Update: This method is faster but some anti-virus software hate it. I’ve since reverted our method of import to an all-in-one ps1 👎
As outlined in the blog post decreasing module import times, we’ve taken multiple approaches to reduce the import times, including combining all commands into one large
Last week, I took it a step further.
I don’t know the in-depth internals of Import-Module, but I know that importing a DLL filled with C# cmdlets is extremely fast. For instance, Microsoft’s
SqlServer module imports 100 commands in less than a second. Sometimes it’s closer to half a second!
I wondered if we could somehow compile our commands into a C# binary but that seemed far-fetched. One thing we could do, though, is use compression! It works for SQL Server backups, could it work for PowerShell?
Turns out that the approach worked! I believe this is due to the performance benefits of streaming and reduced I/O. Note this technique is part of a multi-pronged approach which includes runspace and not using Get-ChildItem.
Here’s how I did it. First, each time I publish the module, I rebuild allcommands.ps1 then zip it. This reduces the size of our module on disk a bit as well, too, since the uncompressed ps1 is over 5MB and the zip is less than 1MB 👍
Set-Content -Encoding UTF8 -Path C:\github\dbatools\allcommands.ps1 -Value "### DO NOT EDIT THIS FILE DIRECTLY ###"
Get-ChildItem -Path "C:\github\dbatools\functions\*.ps1" -Recurse | Get-Content | Add-Content C:\github\dbatools\allcommands.ps1
Get-ChildItem -Path "C:\github\dbatools\internal\functions\*.ps1" -Recurse | Get-Content | Add-Content C:\github\dbatools\allcommands.ps1
Remove-Item -Path C:\github\dbatools\allcommands.zip -ErrorAction Ignore
Compress-Archive -Path C:\github\dbatools\allcommands.ps1 -DestinationPath C:\github\dbatools\allcommands.zip
Remove-Item -Recurse C:\github\dbatools\allcommands.ps1 -ErrorAction Ignore
Next, I added the following to our module file. This code is run each time the module imports. You’ll notice that it opens the zip and streams it right in as a script block.
Add-Type -Assembly System.IO.Compression.FileSystem
$zip = [System.IO.Compression.ZipFile]::OpenRead((Resolve-Path -Path "$script:PSModuleRoot\allcommands.zip"))
$stream = $zip.Entries.Open()
$reader = New-Object IO.StreamReader($stream)
$ExecutionContext.InvokeCommand.InvokeScript($false, ([scriptblock]::Create(($reader.ReadToEnd()))), $null, $null)
What’s the trade off?
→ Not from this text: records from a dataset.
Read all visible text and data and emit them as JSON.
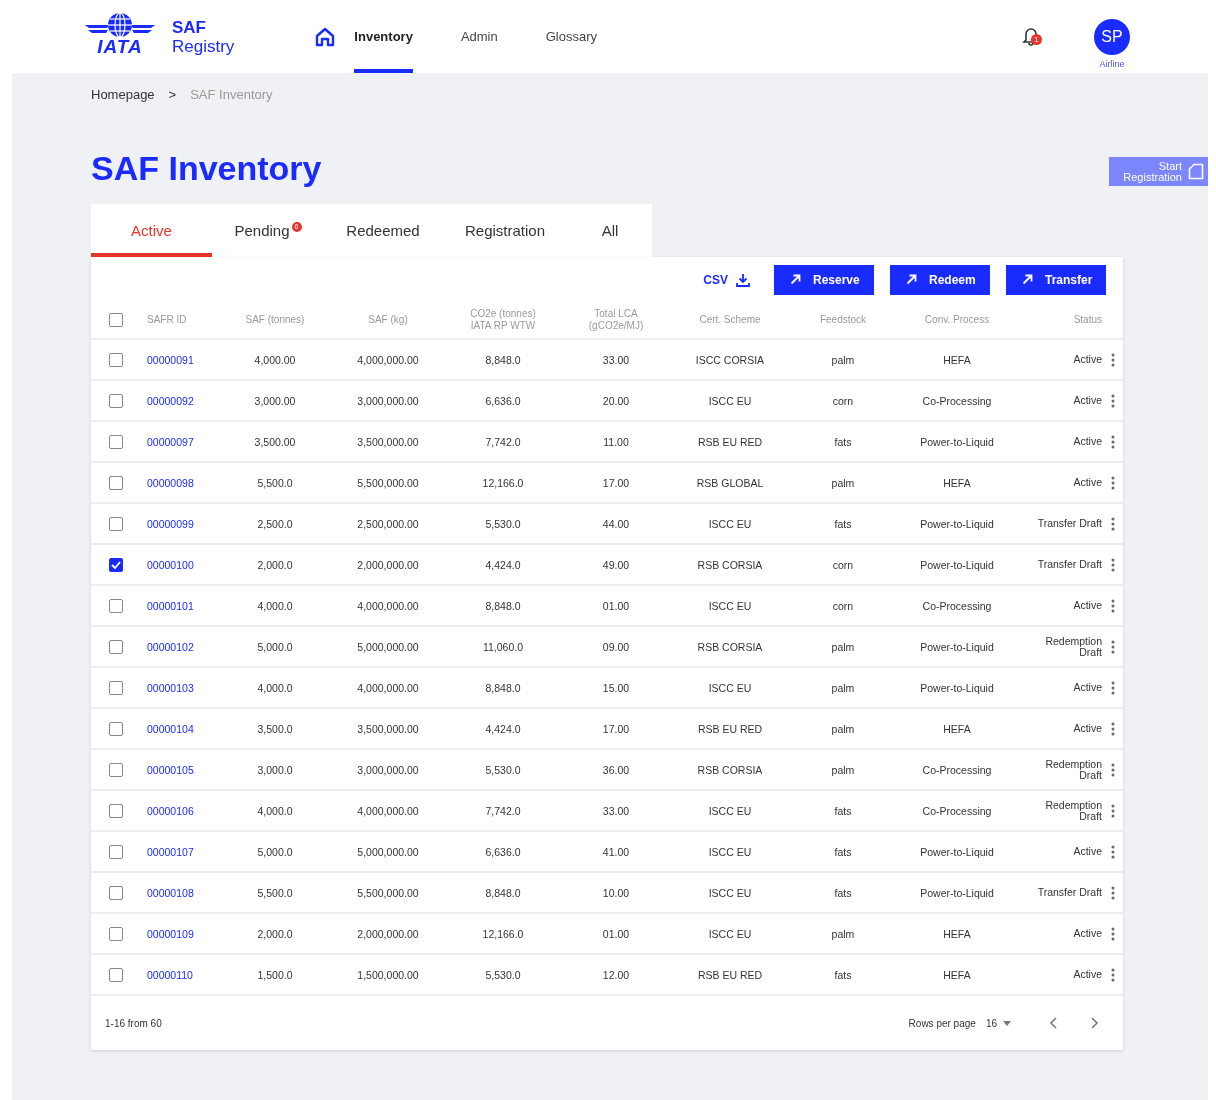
{
  "header": {
    "logo_text": "IATA",
    "app_name": [
      "SAF",
      "Registry"
    ],
    "nav": [
      {
        "label": "Inventory",
        "selected": true
      },
      {
        "label": "Admin",
        "selected": false
      },
      {
        "label": "Glossary",
        "selected": false
      }
    ],
    "notifications": "1",
    "avatar": "SP",
    "role": "Airline"
  },
  "breadcrumb": [
    "Homepage",
    ">",
    "SAF Inventory"
  ],
  "title": "SAF Inventory",
  "start_button": [
    "Start",
    "Registration"
  ],
  "tabs": [
    {
      "label": "Active",
      "selected": true
    },
    {
      "label": "Pending",
      "selected": false,
      "badge": "6"
    },
    {
      "label": "Redeemed",
      "selected": false
    },
    {
      "label": "Registration",
      "selected": false
    },
    {
      "label": "All",
      "selected": false
    }
  ],
  "toolbar": {
    "csv": "CSV",
    "buttons": [
      "Reserve",
      "Redeem",
      "Transfer"
    ]
  },
  "table": {
    "columns": [
      "SAFR ID",
      "SAF (tonnes)",
      "SAF (kg)",
      "CO2e (tonnes)\nIATA RP WTW",
      "Total LCA\n(gCO2e/MJ)",
      "Cert. Scheme",
      "Feedstock",
      "Conv. Process",
      "Status"
    ],
    "all_checked": false,
    "rows": [
      {
        "checked": false,
        "cells": [
          "00000091",
          "4,000.00",
          "4,000,000.00",
          "8,848.0",
          "33.00",
          "ISCC CORSIA",
          "palm",
          "HEFA",
          "Active"
        ]
      },
      {
        "checked": false,
        "cells": [
          "00000092",
          "3,000.00",
          "3,000,000.00",
          "6,636.0",
          "20.00",
          "ISCC EU",
          "corn",
          "Co-Processing",
          "Active"
        ]
      },
      {
        "checked": false,
        "cells": [
          "00000097",
          "3,500.00",
          "3,500,000.00",
          "7,742.0",
          "11.00",
          "RSB EU RED",
          "fats",
          "Power-to-Liquid",
          "Active"
        ]
      },
      {
        "checked": false,
        "cells": [
          "00000098",
          "5,500.0",
          "5,500,000.00",
          "12,166.0",
          "17.00",
          "RSB GLOBAL",
          "palm",
          "HEFA",
          "Active"
        ]
      },
      {
        "checked": false,
        "cells": [
          "00000099",
          "2,500.0",
          "2,500,000.00",
          "5,530.0",
          "44.00",
          "ISCC EU",
          "fats",
          "Power-to-Liquid",
          "Transfer Draft"
        ]
      },
      {
        "checked": true,
        "cells": [
          "00000100",
          "2,000.0",
          "2,000,000.00",
          "4,424.0",
          "49.00",
          "RSB CORSIA",
          "corn",
          "Power-to-Liquid",
          "Transfer Draft"
        ]
      },
      {
        "checked": false,
        "cells": [
          "00000101",
          "4,000.0",
          "4,000,000.00",
          "8,848.0",
          "01.00",
          "ISCC EU",
          "corn",
          "Co-Processing",
          "Active"
        ]
      },
      {
        "checked": false,
        "cells": [
          "00000102",
          "5,000.0",
          "5,000,000.00",
          "11,060.0",
          "09.00",
          "RSB CORSIA",
          "palm",
          "Power-to-Liquid",
          "Redemption Draft"
        ]
      },
      {
        "checked": false,
        "cells": [
          "00000103",
          "4,000.0",
          "4,000,000.00",
          "8,848.0",
          "15.00",
          "ISCC EU",
          "palm",
          "Power-to-Liquid",
          "Active"
        ]
      },
      {
        "checked": false,
        "cells": [
          "00000104",
          "3,500.0",
          "3,500,000.00",
          "4,424.0",
          "17.00",
          "RSB EU RED",
          "palm",
          "HEFA",
          "Active"
        ]
      },
      {
        "checked": false,
        "cells": [
          "00000105",
          "3,000.0",
          "3,000,000.00",
          "5,530.0",
          "36.00",
          "RSB CORSIA",
          "palm",
          "Co-Processing",
          "Redemption Draft"
        ]
      },
      {
        "checked": false,
        "cells": [
          "00000106",
          "4,000.0",
          "4,000,000.00",
          "7,742.0",
          "33.00",
          "ISCC EU",
          "fats",
          "Co-Processing",
          "Redemption Draft"
        ]
      },
      {
        "checked": false,
        "cells": [
          "00000107",
          "5,000.0",
          "5,000,000.00",
          "6,636.0",
          "41.00",
          "ISCC EU",
          "fats",
          "Power-to-Liquid",
          "Active"
        ]
      },
      {
        "checked": false,
        "cells": [
          "00000108",
          "5,500.0",
          "5,500,000.00",
          "8,848.0",
          "10.00",
          "ISCC EU",
          "fats",
          "Power-to-Liquid",
          "Transfer Draft"
        ]
      },
      {
        "checked": false,
        "cells": [
          "00000109",
          "2,000.0",
          "2,000,000.00",
          "12,166.0",
          "01.00",
          "ISCC EU",
          "palm",
          "HEFA",
          "Active"
        ]
      },
      {
        "checked": false,
        "cells": [
          "00000110",
          "1,500.0",
          "1,500,000.00",
          "5,530.0",
          "12.00",
          "RSB EU RED",
          "fats",
          "HEFA",
          "Active"
        ]
      }
    ]
  },
  "footer": {
    "range": "1-16 from 60",
    "rows_per_page_label": "Rows per page",
    "rows_per_page": "16"
  }
}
More CPU usage on your part for the moment it takes to stream the file (though you’ll save on I/O) and for me, it’s an extra (automated) step.
Ultimately, this approach shaved off about a third of our import time. If you’re looking to squeeze as much speed out of your import as possible, compression can help. And don’t forget, if you have super slow imports, it may be your Execution Policy.